Items from an interface collection
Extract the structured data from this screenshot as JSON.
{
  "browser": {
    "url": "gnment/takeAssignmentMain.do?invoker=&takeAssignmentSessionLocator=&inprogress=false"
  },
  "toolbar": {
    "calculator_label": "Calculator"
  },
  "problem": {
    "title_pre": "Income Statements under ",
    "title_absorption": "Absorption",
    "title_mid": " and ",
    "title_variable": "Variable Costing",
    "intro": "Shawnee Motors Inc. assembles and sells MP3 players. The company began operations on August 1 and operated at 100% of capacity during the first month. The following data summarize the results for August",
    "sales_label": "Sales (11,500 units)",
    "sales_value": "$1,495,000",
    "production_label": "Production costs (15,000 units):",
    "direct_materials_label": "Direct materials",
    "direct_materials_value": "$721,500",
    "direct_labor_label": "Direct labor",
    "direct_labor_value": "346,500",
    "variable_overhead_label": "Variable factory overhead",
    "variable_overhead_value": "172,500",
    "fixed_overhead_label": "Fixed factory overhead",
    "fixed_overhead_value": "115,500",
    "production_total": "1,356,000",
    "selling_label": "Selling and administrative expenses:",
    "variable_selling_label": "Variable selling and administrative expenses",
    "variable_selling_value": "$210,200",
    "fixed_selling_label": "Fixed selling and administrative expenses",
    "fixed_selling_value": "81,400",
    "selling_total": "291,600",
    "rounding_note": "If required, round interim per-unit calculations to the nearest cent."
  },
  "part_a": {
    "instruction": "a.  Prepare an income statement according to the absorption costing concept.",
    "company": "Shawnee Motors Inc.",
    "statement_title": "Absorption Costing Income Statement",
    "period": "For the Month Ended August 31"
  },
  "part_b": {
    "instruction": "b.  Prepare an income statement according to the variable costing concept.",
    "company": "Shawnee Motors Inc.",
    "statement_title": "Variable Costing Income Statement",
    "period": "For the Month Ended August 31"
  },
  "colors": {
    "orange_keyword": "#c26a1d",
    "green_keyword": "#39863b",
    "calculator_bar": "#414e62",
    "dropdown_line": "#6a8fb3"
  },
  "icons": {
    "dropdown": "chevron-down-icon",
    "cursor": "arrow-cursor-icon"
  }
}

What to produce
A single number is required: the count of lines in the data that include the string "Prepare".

Task result
2